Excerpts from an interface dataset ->
-------------------------

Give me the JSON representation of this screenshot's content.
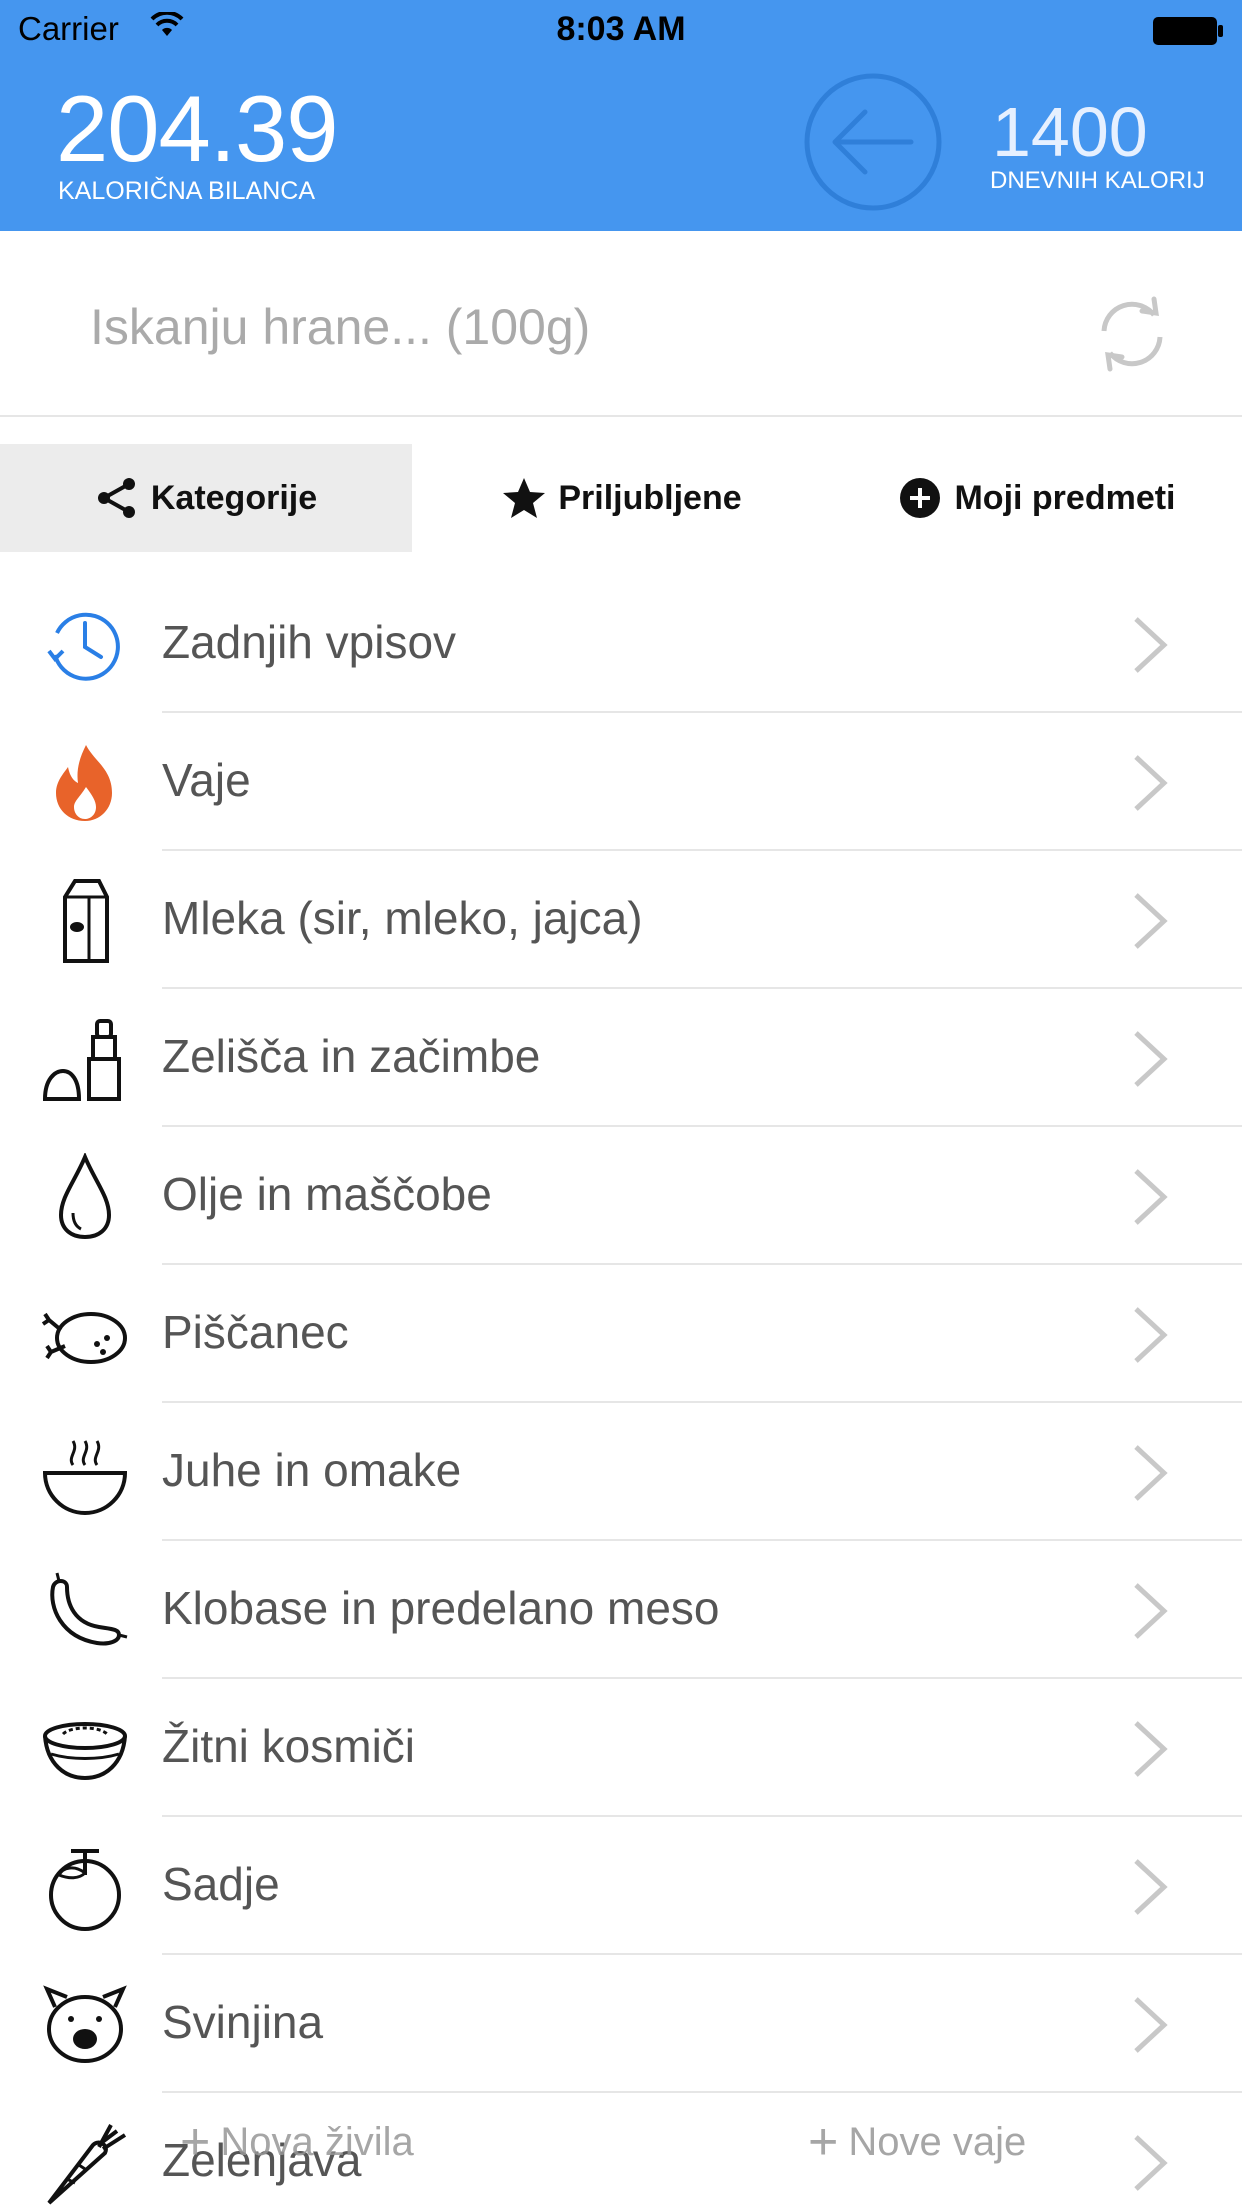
{
  "status_bar": {
    "carrier": "Carrier",
    "time": "8:03 AM"
  },
  "header": {
    "balance_value": "204.39",
    "balance_label": "KALORIČNA BILANCA",
    "daily_value": "1400",
    "daily_label": "DNEVNIH KALORIJ"
  },
  "search": {
    "placeholder": "Iskanju hrane... (100g)"
  },
  "tabs": [
    {
      "label": "Kategorije"
    },
    {
      "label": "Priljubljene"
    },
    {
      "label": "Moji predmeti"
    }
  ],
  "categories": [
    {
      "label": "Zadnjih vpisov",
      "icon": "clock-icon"
    },
    {
      "label": "Vaje",
      "icon": "flame-icon"
    },
    {
      "label": "Mleka (sir, mleko, jajca)",
      "icon": "milk-carton-icon"
    },
    {
      "label": "Zelišča in začimbe",
      "icon": "spice-icon"
    },
    {
      "label": "Olje in maščobe",
      "icon": "oil-drop-icon"
    },
    {
      "label": "Piščanec",
      "icon": "chicken-icon"
    },
    {
      "label": "Juhe in omake",
      "icon": "soup-bowl-icon"
    },
    {
      "label": "Klobase in predelano meso",
      "icon": "sausage-icon"
    },
    {
      "label": "Žitni kosmiči",
      "icon": "cereal-bowl-icon"
    },
    {
      "label": "Sadje",
      "icon": "fruit-icon"
    },
    {
      "label": "Svinjina",
      "icon": "pig-icon"
    },
    {
      "label": "Zelenjava",
      "icon": "carrot-icon"
    }
  ],
  "bottom_actions": {
    "new_food": "Nova živila",
    "new_exercise": "Nove vaje"
  },
  "colors": {
    "header_bg": "#4596ef",
    "tab_active_bg": "#ececec",
    "accent_blue": "#2a7fe6",
    "flame": "#e8632a"
  }
}
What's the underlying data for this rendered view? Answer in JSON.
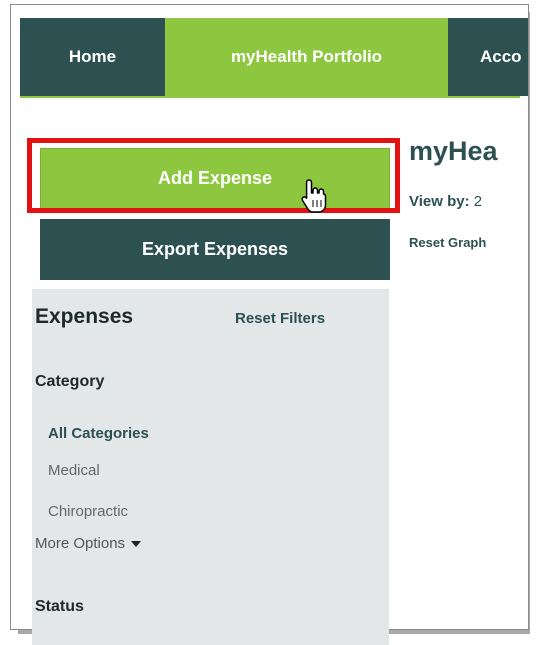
{
  "nav": {
    "home": "Home",
    "portfolio": "myHealth Portfolio",
    "account": "Acco"
  },
  "main": {
    "title": "myHea",
    "viewby_label": "View by:",
    "viewby_value": "2",
    "reset_graph": "Reset Graph"
  },
  "buttons": {
    "add_expense": "Add Expense",
    "export_expenses": "Export Expenses"
  },
  "sidebar": {
    "heading": "Expenses",
    "reset_filters": "Reset Filters",
    "category_heading": "Category",
    "categories": [
      "All Categories",
      "Medical",
      "Chiropractic"
    ],
    "more_options": "More Options",
    "status_heading": "Status"
  },
  "colors": {
    "brand_green": "#8dc63f",
    "brand_dark": "#2d5151",
    "highlight_red": "#e21212",
    "sidebar_bg": "#e4e7e8"
  },
  "icons": {
    "cursor": "hand-pointer-icon",
    "more_options": "caret-down-icon"
  }
}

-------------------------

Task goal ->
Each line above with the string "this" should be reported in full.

Response below ->
Give me the JSON representation of this screenshot's content.
What's the underlying data for this rendered view? Answer in JSON.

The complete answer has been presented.